## Prompt
Scan the entries for the word "twin" and report how many lines contain it, as a number with no other words.

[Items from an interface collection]
- - - -

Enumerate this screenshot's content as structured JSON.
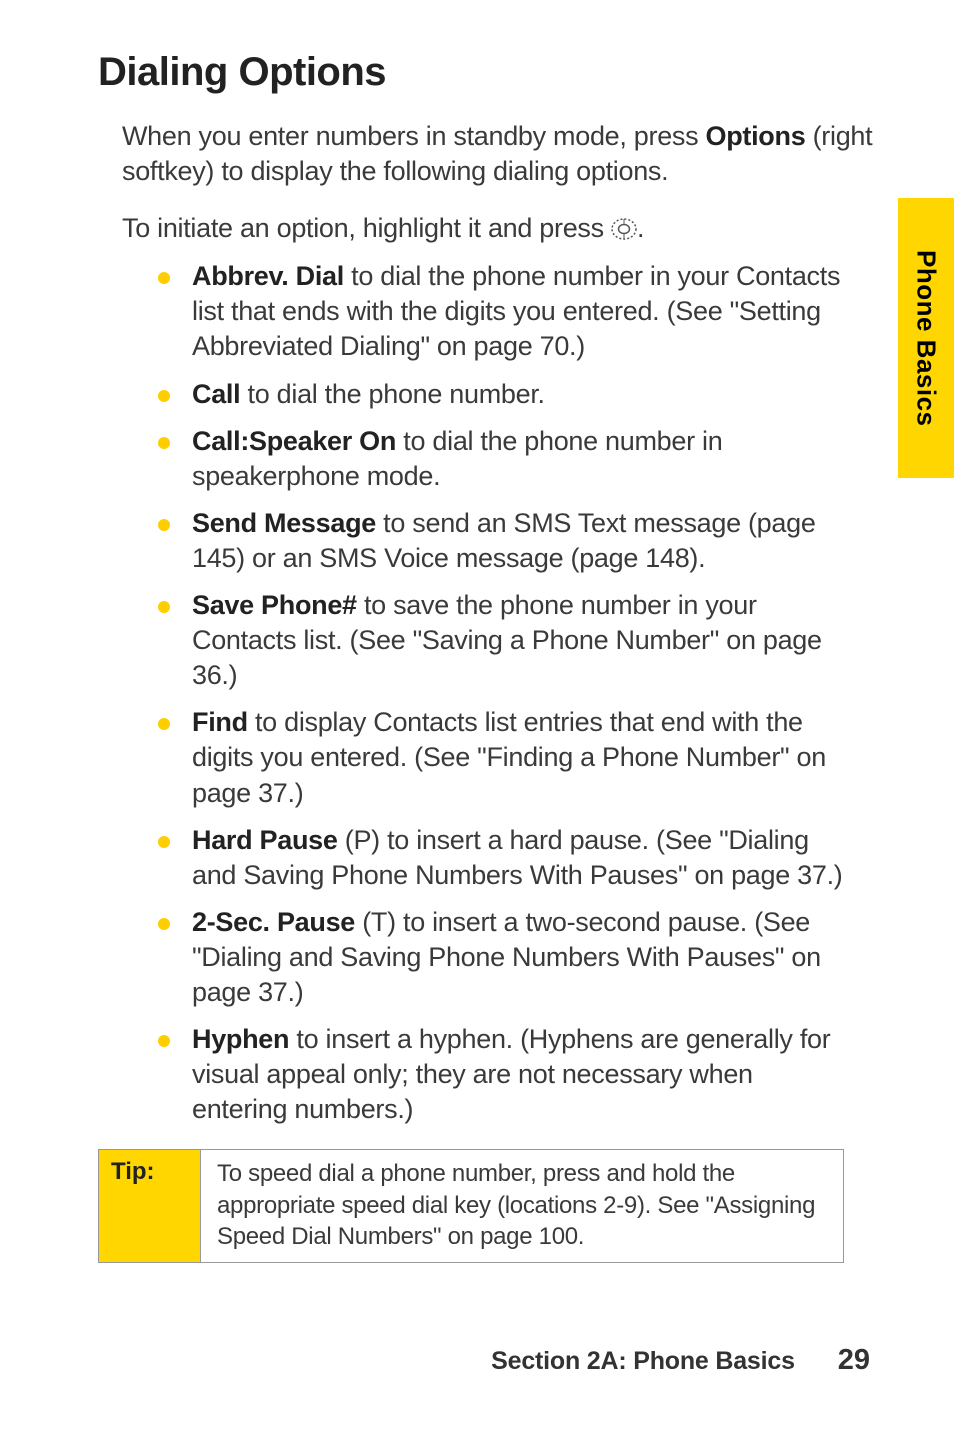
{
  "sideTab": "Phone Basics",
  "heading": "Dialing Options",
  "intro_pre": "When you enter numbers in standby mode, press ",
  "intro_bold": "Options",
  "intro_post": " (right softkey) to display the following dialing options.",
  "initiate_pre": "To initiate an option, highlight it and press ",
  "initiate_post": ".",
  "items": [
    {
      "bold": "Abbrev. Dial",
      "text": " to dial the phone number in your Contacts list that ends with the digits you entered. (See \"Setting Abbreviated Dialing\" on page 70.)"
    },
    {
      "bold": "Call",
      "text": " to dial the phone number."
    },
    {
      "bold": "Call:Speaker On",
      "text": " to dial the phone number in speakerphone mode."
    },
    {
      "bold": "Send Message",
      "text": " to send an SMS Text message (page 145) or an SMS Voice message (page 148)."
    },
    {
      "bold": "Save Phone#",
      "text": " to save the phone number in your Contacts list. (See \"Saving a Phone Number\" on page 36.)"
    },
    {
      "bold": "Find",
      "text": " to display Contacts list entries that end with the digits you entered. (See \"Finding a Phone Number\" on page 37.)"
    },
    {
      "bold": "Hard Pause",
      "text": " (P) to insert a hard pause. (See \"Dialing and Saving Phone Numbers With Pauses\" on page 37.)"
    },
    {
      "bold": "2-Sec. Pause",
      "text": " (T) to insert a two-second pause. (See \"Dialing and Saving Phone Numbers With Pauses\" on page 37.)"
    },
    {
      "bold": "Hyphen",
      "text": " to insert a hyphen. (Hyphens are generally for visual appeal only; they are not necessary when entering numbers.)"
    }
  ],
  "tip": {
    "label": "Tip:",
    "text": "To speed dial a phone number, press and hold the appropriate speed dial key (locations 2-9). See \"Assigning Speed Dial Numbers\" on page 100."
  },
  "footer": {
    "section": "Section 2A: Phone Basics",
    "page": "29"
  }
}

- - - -

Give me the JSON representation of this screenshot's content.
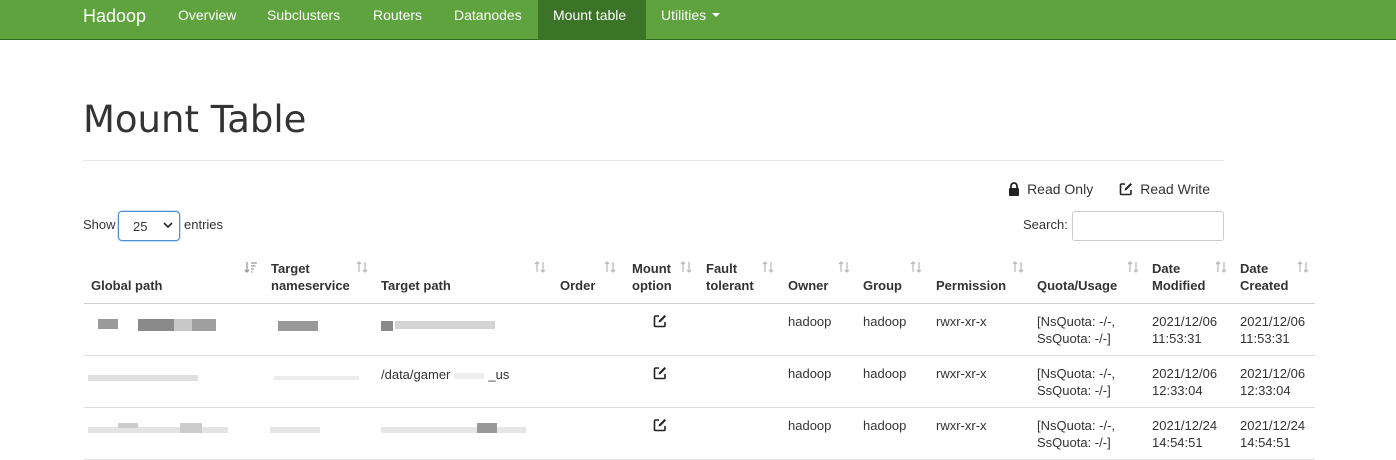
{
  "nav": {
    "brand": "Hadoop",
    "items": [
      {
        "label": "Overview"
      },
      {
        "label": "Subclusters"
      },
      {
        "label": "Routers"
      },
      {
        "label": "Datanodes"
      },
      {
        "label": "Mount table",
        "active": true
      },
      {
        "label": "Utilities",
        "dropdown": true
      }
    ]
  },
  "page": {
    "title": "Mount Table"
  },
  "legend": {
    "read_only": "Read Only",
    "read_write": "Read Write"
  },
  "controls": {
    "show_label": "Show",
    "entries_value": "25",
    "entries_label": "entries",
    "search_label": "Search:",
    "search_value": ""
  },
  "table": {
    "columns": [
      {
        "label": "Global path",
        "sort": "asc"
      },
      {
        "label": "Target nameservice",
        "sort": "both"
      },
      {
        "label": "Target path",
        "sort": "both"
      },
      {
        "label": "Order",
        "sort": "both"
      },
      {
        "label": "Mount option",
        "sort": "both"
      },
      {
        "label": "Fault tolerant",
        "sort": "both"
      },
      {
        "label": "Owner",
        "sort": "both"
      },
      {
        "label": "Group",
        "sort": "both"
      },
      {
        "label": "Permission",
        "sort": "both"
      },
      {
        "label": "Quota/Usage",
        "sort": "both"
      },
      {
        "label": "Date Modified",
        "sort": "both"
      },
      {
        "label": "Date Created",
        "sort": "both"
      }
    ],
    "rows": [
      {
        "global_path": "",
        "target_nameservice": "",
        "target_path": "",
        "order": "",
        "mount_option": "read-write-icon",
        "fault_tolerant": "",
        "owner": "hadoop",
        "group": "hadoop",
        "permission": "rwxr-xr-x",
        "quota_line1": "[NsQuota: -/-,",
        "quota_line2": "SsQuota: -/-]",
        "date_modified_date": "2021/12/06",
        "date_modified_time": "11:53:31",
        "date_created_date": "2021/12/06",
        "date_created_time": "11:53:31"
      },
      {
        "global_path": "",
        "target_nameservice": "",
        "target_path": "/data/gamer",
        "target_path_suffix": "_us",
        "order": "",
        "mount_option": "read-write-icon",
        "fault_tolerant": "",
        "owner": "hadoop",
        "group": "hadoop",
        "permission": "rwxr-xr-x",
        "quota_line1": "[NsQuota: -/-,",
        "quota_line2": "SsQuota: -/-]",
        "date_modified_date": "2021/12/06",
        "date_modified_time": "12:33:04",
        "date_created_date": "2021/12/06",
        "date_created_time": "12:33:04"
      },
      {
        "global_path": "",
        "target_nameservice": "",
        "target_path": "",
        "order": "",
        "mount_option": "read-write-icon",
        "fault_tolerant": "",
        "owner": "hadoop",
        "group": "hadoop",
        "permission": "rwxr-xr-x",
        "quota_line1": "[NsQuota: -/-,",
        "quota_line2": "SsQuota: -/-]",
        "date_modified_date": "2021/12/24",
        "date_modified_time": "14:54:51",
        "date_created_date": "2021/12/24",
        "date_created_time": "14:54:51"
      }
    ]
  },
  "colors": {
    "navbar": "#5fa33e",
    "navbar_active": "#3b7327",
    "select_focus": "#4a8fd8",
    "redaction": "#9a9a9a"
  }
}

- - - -

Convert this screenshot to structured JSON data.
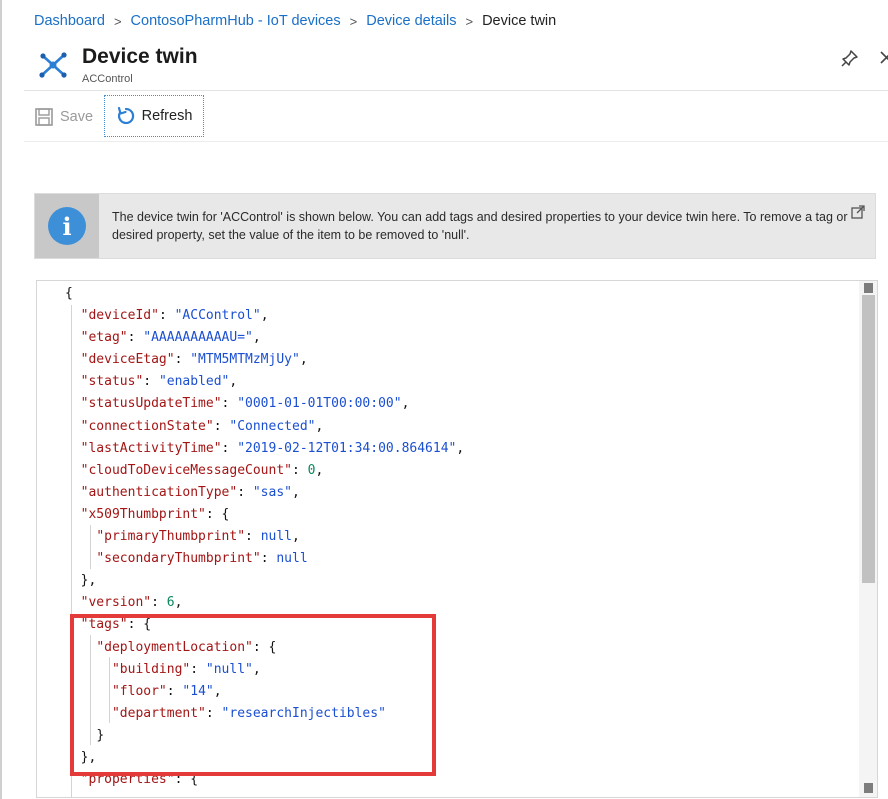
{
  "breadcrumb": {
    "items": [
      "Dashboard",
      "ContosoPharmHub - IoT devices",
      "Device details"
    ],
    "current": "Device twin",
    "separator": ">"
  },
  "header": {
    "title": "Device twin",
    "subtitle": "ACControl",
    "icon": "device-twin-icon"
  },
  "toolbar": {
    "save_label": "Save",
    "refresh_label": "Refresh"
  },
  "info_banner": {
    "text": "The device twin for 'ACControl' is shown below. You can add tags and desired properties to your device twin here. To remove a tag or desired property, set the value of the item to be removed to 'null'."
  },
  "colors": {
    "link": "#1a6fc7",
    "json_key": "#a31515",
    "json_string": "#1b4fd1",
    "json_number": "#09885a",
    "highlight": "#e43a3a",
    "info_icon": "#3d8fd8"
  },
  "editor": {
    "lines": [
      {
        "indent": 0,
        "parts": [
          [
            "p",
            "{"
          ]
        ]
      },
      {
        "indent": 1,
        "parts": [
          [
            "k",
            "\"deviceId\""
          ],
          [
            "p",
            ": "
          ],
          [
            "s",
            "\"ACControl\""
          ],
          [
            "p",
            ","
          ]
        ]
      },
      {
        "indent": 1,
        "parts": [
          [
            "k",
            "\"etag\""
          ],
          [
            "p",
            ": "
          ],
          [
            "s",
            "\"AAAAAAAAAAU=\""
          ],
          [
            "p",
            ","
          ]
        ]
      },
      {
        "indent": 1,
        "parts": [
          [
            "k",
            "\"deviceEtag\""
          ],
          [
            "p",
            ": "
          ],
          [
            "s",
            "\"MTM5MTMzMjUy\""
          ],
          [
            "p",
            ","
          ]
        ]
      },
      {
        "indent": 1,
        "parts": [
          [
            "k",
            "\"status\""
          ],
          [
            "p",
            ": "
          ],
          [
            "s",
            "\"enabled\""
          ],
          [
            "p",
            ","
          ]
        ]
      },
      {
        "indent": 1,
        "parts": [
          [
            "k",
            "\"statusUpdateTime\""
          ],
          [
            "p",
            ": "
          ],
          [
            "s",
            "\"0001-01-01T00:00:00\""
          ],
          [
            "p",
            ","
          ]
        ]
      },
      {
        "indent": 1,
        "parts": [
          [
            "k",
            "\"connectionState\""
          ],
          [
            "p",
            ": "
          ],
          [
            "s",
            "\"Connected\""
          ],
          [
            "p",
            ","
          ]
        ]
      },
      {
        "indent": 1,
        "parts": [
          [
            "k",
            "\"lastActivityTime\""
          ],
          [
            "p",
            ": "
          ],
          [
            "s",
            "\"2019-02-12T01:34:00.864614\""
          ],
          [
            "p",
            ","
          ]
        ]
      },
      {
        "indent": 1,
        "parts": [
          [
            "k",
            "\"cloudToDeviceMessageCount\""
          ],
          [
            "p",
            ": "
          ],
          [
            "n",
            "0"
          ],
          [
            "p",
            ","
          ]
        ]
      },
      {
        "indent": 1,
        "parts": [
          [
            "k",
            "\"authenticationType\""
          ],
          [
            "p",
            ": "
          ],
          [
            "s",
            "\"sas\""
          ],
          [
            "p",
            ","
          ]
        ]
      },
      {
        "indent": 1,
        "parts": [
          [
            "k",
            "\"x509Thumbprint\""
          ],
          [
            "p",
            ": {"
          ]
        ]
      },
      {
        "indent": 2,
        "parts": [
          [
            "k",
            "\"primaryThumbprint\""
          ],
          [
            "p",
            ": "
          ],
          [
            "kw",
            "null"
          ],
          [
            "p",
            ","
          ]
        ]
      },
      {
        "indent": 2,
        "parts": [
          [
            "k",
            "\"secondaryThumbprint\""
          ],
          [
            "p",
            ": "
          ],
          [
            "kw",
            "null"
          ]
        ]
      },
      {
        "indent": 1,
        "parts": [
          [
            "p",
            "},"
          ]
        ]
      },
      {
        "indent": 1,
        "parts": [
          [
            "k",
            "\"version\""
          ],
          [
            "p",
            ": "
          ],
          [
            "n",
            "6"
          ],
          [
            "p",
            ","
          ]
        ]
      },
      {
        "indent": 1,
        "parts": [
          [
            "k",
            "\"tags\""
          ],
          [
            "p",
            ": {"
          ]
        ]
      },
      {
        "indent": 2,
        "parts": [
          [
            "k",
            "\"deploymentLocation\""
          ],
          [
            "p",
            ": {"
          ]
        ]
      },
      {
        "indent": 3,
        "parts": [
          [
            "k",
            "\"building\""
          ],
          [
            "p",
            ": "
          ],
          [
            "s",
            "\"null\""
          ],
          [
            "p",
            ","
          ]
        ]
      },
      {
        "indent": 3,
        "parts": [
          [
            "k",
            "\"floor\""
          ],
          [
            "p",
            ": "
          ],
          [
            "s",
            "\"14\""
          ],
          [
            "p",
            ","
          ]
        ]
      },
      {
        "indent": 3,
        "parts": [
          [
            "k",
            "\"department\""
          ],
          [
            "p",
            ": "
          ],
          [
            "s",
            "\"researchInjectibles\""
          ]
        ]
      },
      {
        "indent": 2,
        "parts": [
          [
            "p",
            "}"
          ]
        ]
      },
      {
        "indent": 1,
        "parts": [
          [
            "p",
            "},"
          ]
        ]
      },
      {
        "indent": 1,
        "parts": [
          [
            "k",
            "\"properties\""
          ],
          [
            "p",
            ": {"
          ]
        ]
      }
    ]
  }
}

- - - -

## Answer for this exercise
4